The input:
= = =

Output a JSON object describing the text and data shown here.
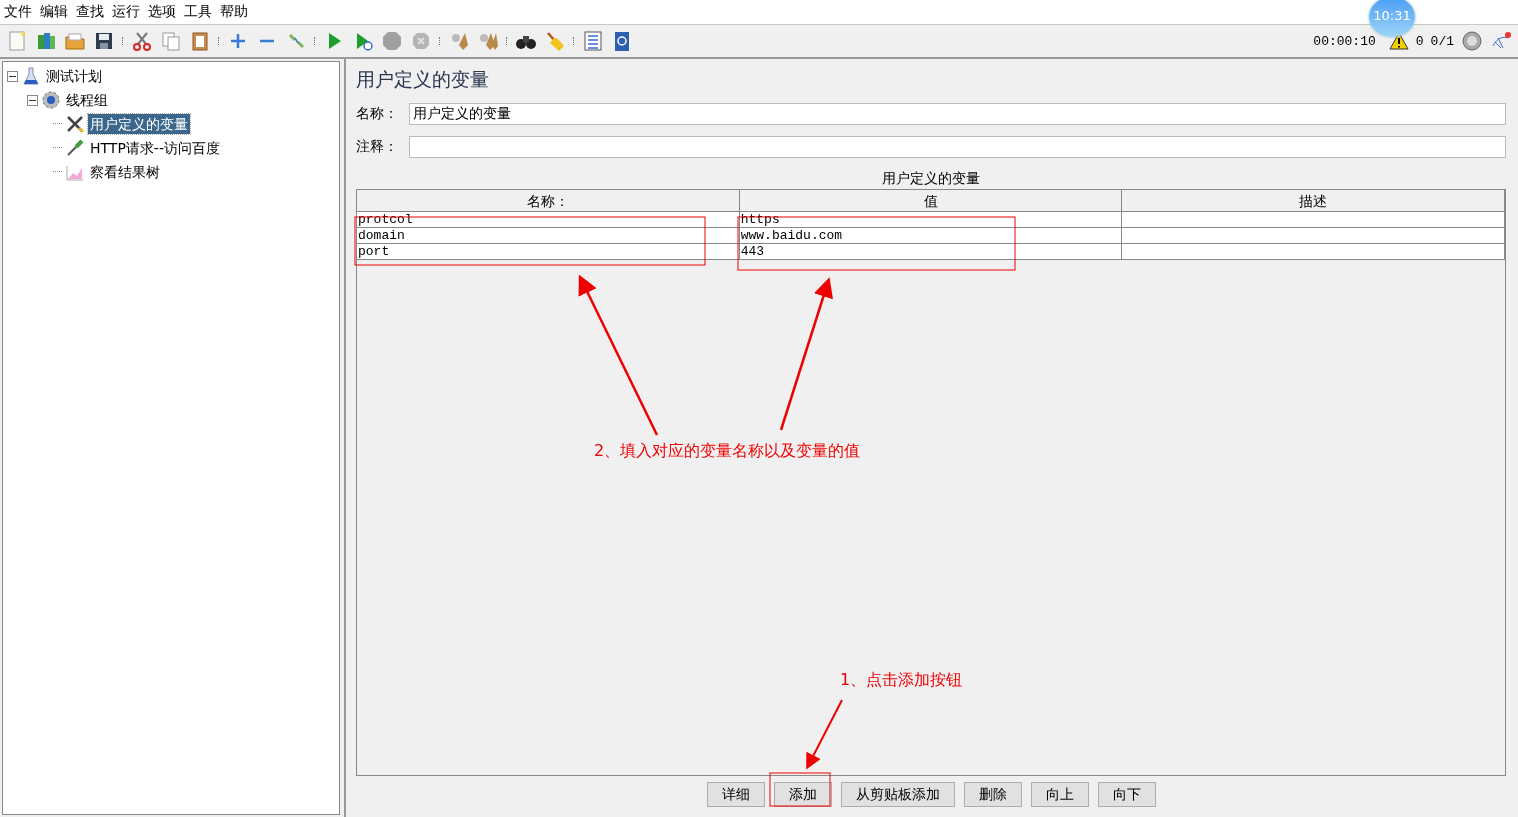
{
  "menu": [
    "文件",
    "编辑",
    "查找",
    "运行",
    "选项",
    "工具",
    "帮助"
  ],
  "status": {
    "timer": "00:00:10",
    "warnings": "0",
    "threads": "0/1"
  },
  "clock_overlay": "10:31",
  "tree": [
    {
      "label": "测试计划",
      "kind": "plan",
      "expanded": true,
      "selected": false,
      "children": [
        {
          "label": "线程组",
          "kind": "thread-group",
          "expanded": true,
          "selected": false,
          "children": [
            {
              "label": "用户定义的变量",
              "kind": "config",
              "selected": true
            },
            {
              "label": "HTTP请求--访问百度",
              "kind": "sampler",
              "selected": false
            },
            {
              "label": "察看结果树",
              "kind": "listener",
              "selected": false
            }
          ]
        }
      ]
    }
  ],
  "panel": {
    "title": "用户定义的变量",
    "name_label": "名称：",
    "name_value": "用户定义的变量",
    "comment_label": "注释："
  },
  "table": {
    "caption": "用户定义的变量",
    "columns": [
      "名称：",
      "值",
      "描述"
    ],
    "rows": [
      [
        "protcol",
        "https",
        ""
      ],
      [
        "domain",
        "www.baidu.com",
        ""
      ],
      [
        "port",
        "443",
        ""
      ]
    ]
  },
  "buttons": [
    "详细",
    "添加",
    "从剪贴板添加",
    "删除",
    "向上",
    "向下"
  ],
  "annotations": [
    {
      "text": "2、填入对应的变量名称以及变量的值"
    },
    {
      "text": "1、点击添加按钮"
    }
  ]
}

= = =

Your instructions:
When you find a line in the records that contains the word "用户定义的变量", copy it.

Response to the exercise:
              "label": "用户定义的变量",
    "title": "用户定义的变量",
    "name_value": "用户定义的变量",
    "caption": "用户定义的变量",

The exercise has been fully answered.